[Web page and app entries]
____________

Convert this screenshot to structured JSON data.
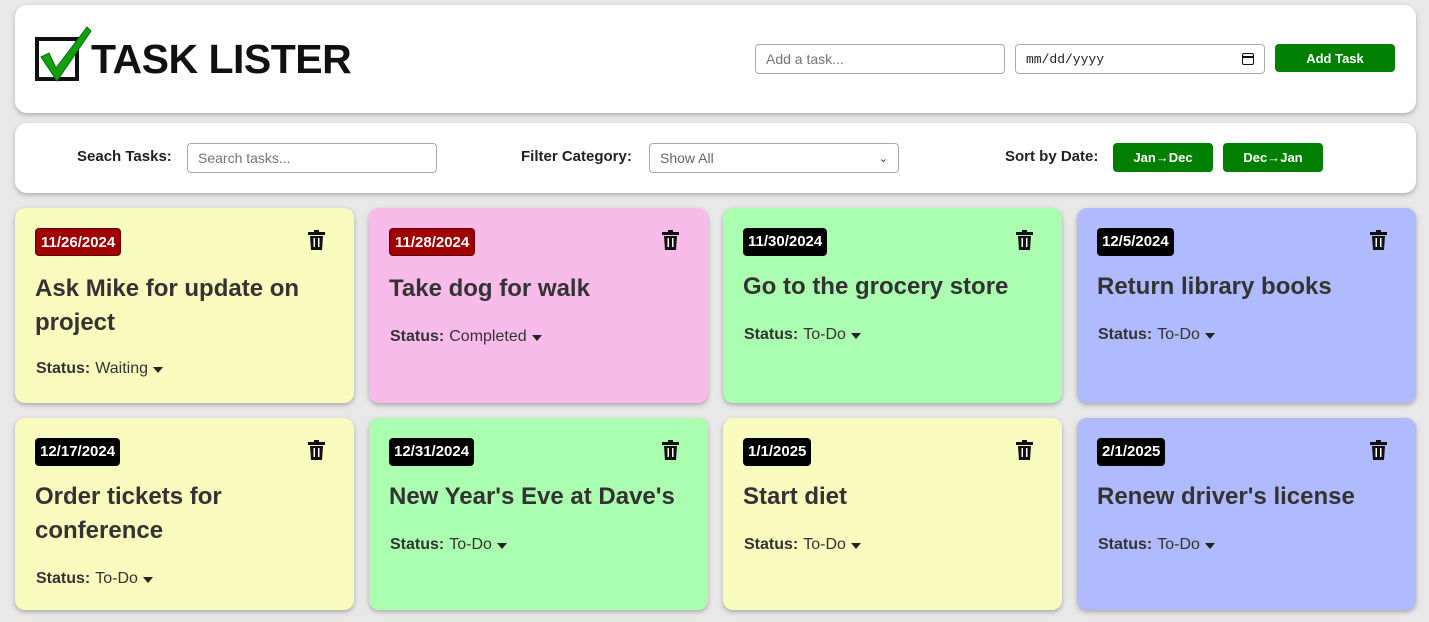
{
  "app": {
    "title": "TASK LISTER"
  },
  "add_form": {
    "task_placeholder": "Add a task...",
    "date_placeholder": "mm/dd/yyyy",
    "add_button": "Add Task"
  },
  "toolbar": {
    "search_label": "Seach Tasks:",
    "search_placeholder": "Search tasks...",
    "filter_label": "Filter Category:",
    "filter_value": "Show All",
    "sort_label": "Sort by Date:",
    "sort_asc": "Jan→Dec",
    "sort_desc": "Dec→Jan"
  },
  "colors": {
    "yellow": "#f8fbbe",
    "pink": "#f9bcea",
    "green": "#abfdaf",
    "blue": "#b0bbfd",
    "overdue_badge": "#a00000",
    "badge": "#000000",
    "button_green": "#008000"
  },
  "tasks": [
    {
      "date": "11/26/2024",
      "title": "Ask Mike for update on project",
      "status_label": "Status:",
      "status": "Waiting",
      "color": "yellow",
      "overdue": true
    },
    {
      "date": "11/28/2024",
      "title": "Take dog for walk",
      "status_label": "Status:",
      "status": "Completed",
      "color": "pink",
      "overdue": true
    },
    {
      "date": "11/30/2024",
      "title": "Go to the grocery store",
      "status_label": "Status:",
      "status": "To-Do",
      "color": "green",
      "overdue": false
    },
    {
      "date": "12/5/2024",
      "title": "Return library books",
      "status_label": "Status:",
      "status": "To-Do",
      "color": "blue",
      "overdue": false
    },
    {
      "date": "12/17/2024",
      "title": "Order tickets for conference",
      "status_label": "Status:",
      "status": "To-Do",
      "color": "yellow",
      "overdue": false
    },
    {
      "date": "12/31/2024",
      "title": "New Year's Eve at Dave's",
      "status_label": "Status:",
      "status": "To-Do",
      "color": "green",
      "overdue": false
    },
    {
      "date": "1/1/2025",
      "title": "Start diet",
      "status_label": "Status:",
      "status": "To-Do",
      "color": "yellow",
      "overdue": false
    },
    {
      "date": "2/1/2025",
      "title": "Renew driver's license",
      "status_label": "Status:",
      "status": "To-Do",
      "color": "blue",
      "overdue": false
    }
  ]
}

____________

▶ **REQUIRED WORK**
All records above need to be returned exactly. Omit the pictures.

▶ **YOUR RESPONSE**
Convert this screenshot to structured JSON data.
{
  "app": {
    "title": "TASK LISTER"
  },
  "add_form": {
    "task_placeholder": "Add a task...",
    "date_placeholder": "mm/dd/yyyy",
    "add_button": "Add Task"
  },
  "toolbar": {
    "search_label": "Seach Tasks:",
    "search_placeholder": "Search tasks...",
    "filter_label": "Filter Category:",
    "filter_value": "Show All",
    "sort_label": "Sort by Date:",
    "sort_asc": "Jan→Dec",
    "sort_desc": "Dec→Jan"
  },
  "colors": {
    "yellow": "#f8fbbe",
    "pink": "#f9bcea",
    "green": "#abfdaf",
    "blue": "#b0bbfd",
    "overdue_badge": "#a00000",
    "badge": "#000000",
    "button_green": "#008000"
  },
  "tasks": [
    {
      "date": "11/26/2024",
      "title": "Ask Mike for update on project",
      "status_label": "Status:",
      "status": "Waiting",
      "color": "yellow",
      "overdue": true
    },
    {
      "date": "11/28/2024",
      "title": "Take dog for walk",
      "status_label": "Status:",
      "status": "Completed",
      "color": "pink",
      "overdue": true
    },
    {
      "date": "11/30/2024",
      "title": "Go to the grocery store",
      "status_label": "Status:",
      "status": "To-Do",
      "color": "green",
      "overdue": false
    },
    {
      "date": "12/5/2024",
      "title": "Return library books",
      "status_label": "Status:",
      "status": "To-Do",
      "color": "blue",
      "overdue": false
    },
    {
      "date": "12/17/2024",
      "title": "Order tickets for conference",
      "status_label": "Status:",
      "status": "To-Do",
      "color": "yellow",
      "overdue": false
    },
    {
      "date": "12/31/2024",
      "title": "New Year's Eve at Dave's",
      "status_label": "Status:",
      "status": "To-Do",
      "color": "green",
      "overdue": false
    },
    {
      "date": "1/1/2025",
      "title": "Start diet",
      "status_label": "Status:",
      "status": "To-Do",
      "color": "yellow",
      "overdue": false
    },
    {
      "date": "2/1/2025",
      "title": "Renew driver's license",
      "status_label": "Status:",
      "status": "To-Do",
      "color": "blue",
      "overdue": false
    }
  ]
}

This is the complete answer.